* _DIRECTIONS_
Using the listing below, return every line that includes "mmHg".

* _MATERIAL PROVIDED_
········
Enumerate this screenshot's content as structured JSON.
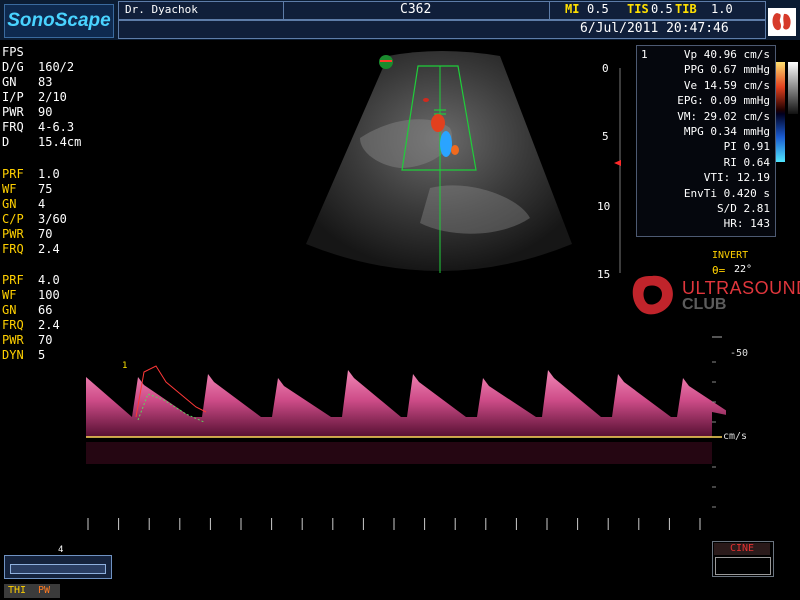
{
  "header": {
    "logo": "SonoScape",
    "doctor": "Dr. Dyachok",
    "probe": "C362",
    "mi_label": "MI",
    "mi_value": "0.5",
    "tis_label": "TIS",
    "tis_value": "0.5",
    "tib_label": "TIB",
    "tib_value": "1.0",
    "datetime": "6/Jul/2011 20:47:46"
  },
  "b_mode_params": [
    {
      "label": "FPS",
      "value": ""
    },
    {
      "label": "D/G",
      "value": "160/2"
    },
    {
      "label": "GN",
      "value": "83"
    },
    {
      "label": "I/P",
      "value": "2/10"
    },
    {
      "label": "PWR",
      "value": "90"
    },
    {
      "label": "FRQ",
      "value": "4-6.3"
    },
    {
      "label": "D",
      "value": "15.4cm"
    }
  ],
  "color_params": [
    {
      "label": "PRF",
      "value": "1.0"
    },
    {
      "label": "WF",
      "value": "75"
    },
    {
      "label": "GN",
      "value": "4"
    },
    {
      "label": "C/P",
      "value": "3/60"
    },
    {
      "label": "PWR",
      "value": "70"
    },
    {
      "label": "FRQ",
      "value": "2.4"
    }
  ],
  "pw_params": [
    {
      "label": "PRF",
      "value": "4.0"
    },
    {
      "label": "WF",
      "value": "100"
    },
    {
      "label": "GN",
      "value": "66"
    },
    {
      "label": "FRQ",
      "value": "2.4"
    },
    {
      "label": "PWR",
      "value": "70"
    },
    {
      "label": "DYN",
      "value": "5"
    }
  ],
  "measurements": {
    "index": "1",
    "lines": [
      "Vp 40.96 cm/s",
      "PPG 0.67 mmHg",
      "Ve 14.59 cm/s",
      "EPG: 0.09 mmHg",
      "VM: 29.02 cm/s",
      "MPG 0.34 mmHg",
      "PI 0.91",
      "RI 0.64",
      "VTI: 12.19",
      "EnvTi 0.420 s",
      "S/D 2.81",
      "HR: 143"
    ]
  },
  "depth_scale": [
    "0",
    "5",
    "10",
    "15"
  ],
  "doppler": {
    "invert_label": "INVERT",
    "angle_label": "θ=",
    "angle_value": "22°",
    "velocity_tick": "-50",
    "unit": "cm/s",
    "cycle_marker": "1"
  },
  "watermark": {
    "line1": "ULTRASOUND",
    "line2": "CLUB"
  },
  "zoom_value": "4",
  "cine_label": "CINE",
  "modes": {
    "thi": "THI",
    "pw": "PW"
  }
}
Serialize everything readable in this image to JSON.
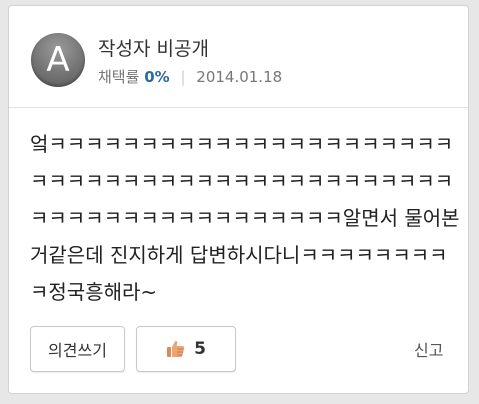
{
  "author": {
    "avatar_letter": "A",
    "name": "작성자 비공개",
    "adoption_label": "채택률",
    "adoption_rate": "0%",
    "separator": "|",
    "date": "2014.01.18"
  },
  "content": {
    "text": "엌ㅋㅋㅋㅋㅋㅋㅋㅋㅋㅋㅋㅋㅋㅋㅋㅋㅋㅋㅋㅋㅋㅋㅋㅋㅋㅋㅋㅋㅋㅋㅋㅋㅋㅋㅋㅋㅋㅋㅋㅋㅋㅋㅋㅋㅋㅋㅋㅋㅋㅋㅋㅋㅋㅋㅋㅋㅋㅋㅋㅋㅋㅋ알면서 물어본거같은데 진지하게 답변하시다니ㅋㅋㅋㅋㅋㅋㅋㅋㅋ정국흥해라~"
  },
  "actions": {
    "opinion_label": "의견쓰기",
    "like_icon": "thumbs-up-icon",
    "like_count": "5",
    "report_label": "신고"
  },
  "colors": {
    "accent": "#2c6aa0",
    "thumb": "#e8a06a"
  }
}
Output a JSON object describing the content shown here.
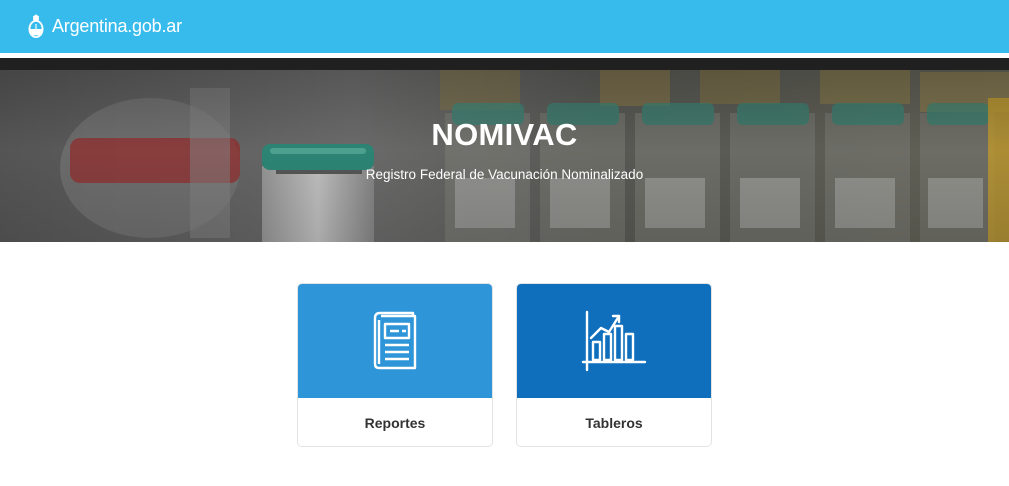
{
  "header": {
    "brand_text": "Argentina.gob.ar",
    "brand_icon": "argentina-coat-of-arms-icon",
    "background_color": "#37bbed"
  },
  "hero": {
    "title": "NOMIVAC",
    "subtitle": "Registro Federal de Vacunación Nominalizado"
  },
  "cards": [
    {
      "label": "Reportes",
      "icon": "report-book-icon",
      "color": "#2e95d8"
    },
    {
      "label": "Tableros",
      "icon": "bar-chart-icon",
      "color": "#0f6fbd"
    }
  ]
}
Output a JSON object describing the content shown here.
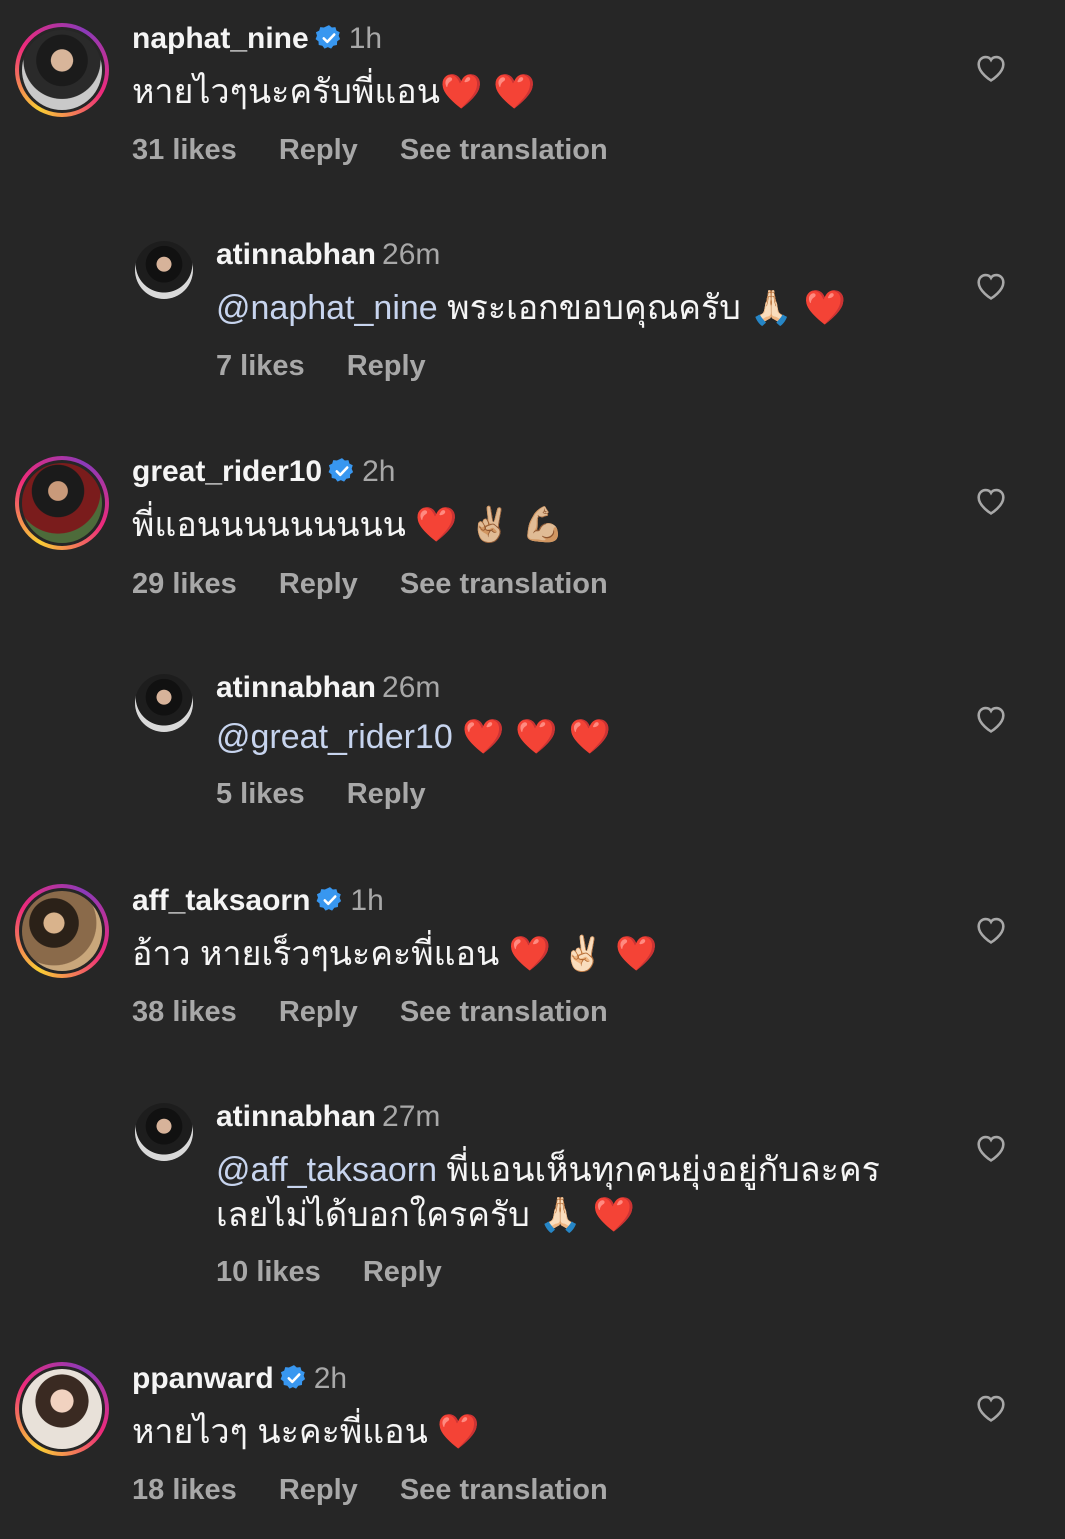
{
  "comments": [
    {
      "username": "naphat_nine",
      "verified": true,
      "time": "1h",
      "text": "หายไวๆนะครับพี่แอน",
      "emoji": "❤️ ❤️",
      "likes": "31 likes",
      "reply": "Reply",
      "translate": "See translation"
    },
    {
      "username": "atinnabhan",
      "verified": false,
      "time": "26m",
      "mention": "@naphat_nine",
      "text": "พระเอกขอบคุณครับ",
      "emoji": "🙏🏻 ❤️",
      "likes": "7 likes",
      "reply": "Reply"
    },
    {
      "username": "great_rider10",
      "verified": true,
      "time": "2h",
      "text": "พี่แอนนนนนนนนน",
      "emoji": "❤️ ✌🏼 💪🏼",
      "likes": "29 likes",
      "reply": "Reply",
      "translate": "See translation"
    },
    {
      "username": "atinnabhan",
      "verified": false,
      "time": "26m",
      "mention": "@great_rider10",
      "text": "",
      "emoji": "❤️ ❤️ ❤️",
      "likes": "5 likes",
      "reply": "Reply"
    },
    {
      "username": "aff_taksaorn",
      "verified": true,
      "time": "1h",
      "text": "อ้าว หายเร็วๆนะคะพี่แอน",
      "emoji": "❤️ ✌🏻 ❤️",
      "likes": "38 likes",
      "reply": "Reply",
      "translate": "See translation"
    },
    {
      "username": "atinnabhan",
      "verified": false,
      "time": "27m",
      "mention": "@aff_taksaorn",
      "text": "พี่แอนเห็นทุกคนยุ่งอยู่กับละคร",
      "text2": "เลยไม่ได้บอกใครครับ",
      "emoji": "🙏🏻 ❤️",
      "likes": "10 likes",
      "reply": "Reply"
    },
    {
      "username": "ppanward",
      "verified": true,
      "time": "2h",
      "text": "หายไวๆ นะคะพี่แอน",
      "emoji": "❤️",
      "likes": "18 likes",
      "reply": "Reply",
      "translate": "See translation"
    }
  ],
  "colors": {
    "background": "#262626",
    "text": "#f5f5f5",
    "secondary": "#a8a8a8",
    "mention": "#c7d4ee",
    "verified": "#3897f0"
  },
  "icons": {
    "like": "heart-outline-icon",
    "verified": "verified-badge-icon"
  }
}
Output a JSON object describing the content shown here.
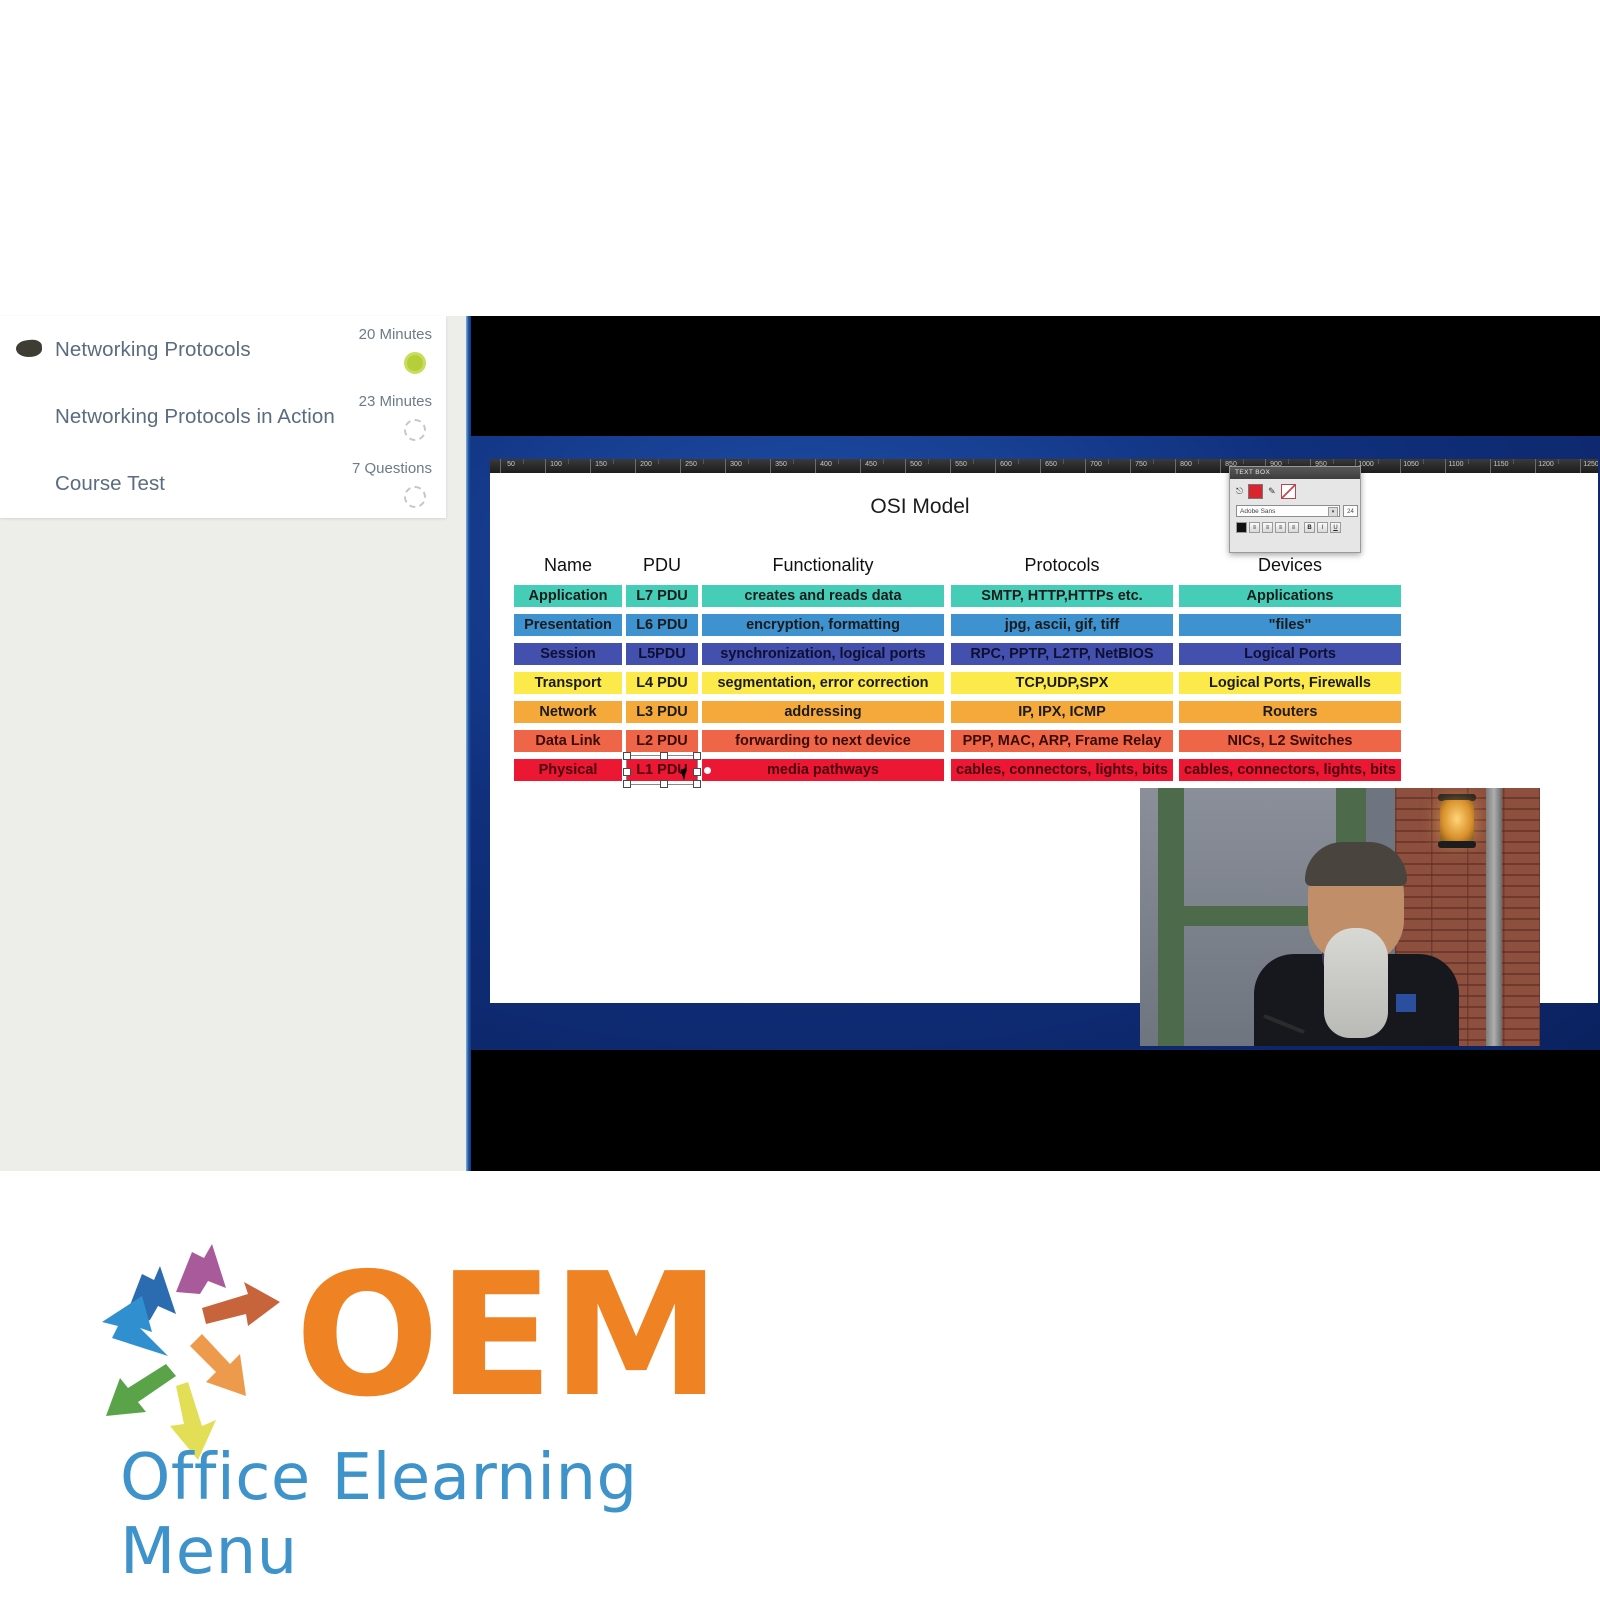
{
  "course_outline": {
    "items": [
      {
        "title": "Networking Protocols",
        "meta": "20 Minutes",
        "status": "completed",
        "bullet": true
      },
      {
        "title": "Networking Protocols in Action",
        "meta": "23 Minutes",
        "status": "pending",
        "bullet": false
      },
      {
        "title": "Course Test",
        "meta": "7 Questions",
        "status": "pending",
        "bullet": false
      }
    ]
  },
  "player": {
    "slide_title": "OSI Model",
    "toolbar": {
      "panel_title": "TEXT BOX",
      "font_name": "Adobe Sans",
      "font_size": "24",
      "bold_label": "B",
      "italic_label": "I",
      "underline_label": "U",
      "align_left_label": "≡",
      "align_center_label": "≡",
      "align_right_label": "≡",
      "align_justify_label": "≡",
      "dropdown_arrow": "▾",
      "swatch_fill": "#d9262e",
      "swatch_stroke": "#c94a55"
    },
    "selection": {
      "selected_cell": "L1 PDU"
    }
  },
  "chart_data": {
    "type": "table",
    "title": "OSI Model",
    "columns": [
      "Name",
      "PDU",
      "Functionality",
      "Protocols",
      "Devices"
    ],
    "rows": [
      {
        "name": "Application",
        "pdu": "L7 PDU",
        "functionality": "creates and reads data",
        "protocols": "SMTP, HTTP,HTTPs etc.",
        "devices": "Applications",
        "color": "#45cdb8"
      },
      {
        "name": "Presentation",
        "pdu": "L6 PDU",
        "functionality": "encryption, formatting",
        "protocols": "jpg, ascii, gif, tiff",
        "devices": "\"files\"",
        "color": "#3d92cf"
      },
      {
        "name": "Session",
        "pdu": "L5PDU",
        "functionality": "synchronization, logical ports",
        "protocols": "RPC, PPTP, L2TP, NetBIOS",
        "devices": "Logical Ports",
        "color": "#4450ae"
      },
      {
        "name": "Transport",
        "pdu": "L4 PDU",
        "functionality": "segmentation, error correction",
        "protocols": "TCP,UDP,SPX",
        "devices": "Logical Ports, Firewalls",
        "color": "#fcea4b"
      },
      {
        "name": "Network",
        "pdu": "L3 PDU",
        "functionality": "addressing",
        "protocols": "IP, IPX, ICMP",
        "devices": "Routers",
        "color": "#f6a93b"
      },
      {
        "name": "Data Link",
        "pdu": "L2 PDU",
        "functionality": "forwarding to next device",
        "protocols": "PPP, MAC, ARP, Frame Relay",
        "devices": "NICs, L2 Switches",
        "color": "#ef6547"
      },
      {
        "name": "Physical",
        "pdu": "L1 PDU",
        "functionality": "media pathways",
        "protocols": "cables, connectors, lights, bits",
        "devices": "cables, connectors, lights, bits",
        "color": "#ec1733"
      }
    ]
  },
  "branding": {
    "logo_text": "OEM",
    "tagline": "Office Elearning Menu",
    "accent_orange": "#ef8222",
    "accent_blue": "#3e93cb"
  }
}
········
* _RESULT OF THIS EXERCISE_
      "PPG 0.67 mmHg",
      "EPG: 0.09 mmHg",
      "MPG 0.34 mmHg",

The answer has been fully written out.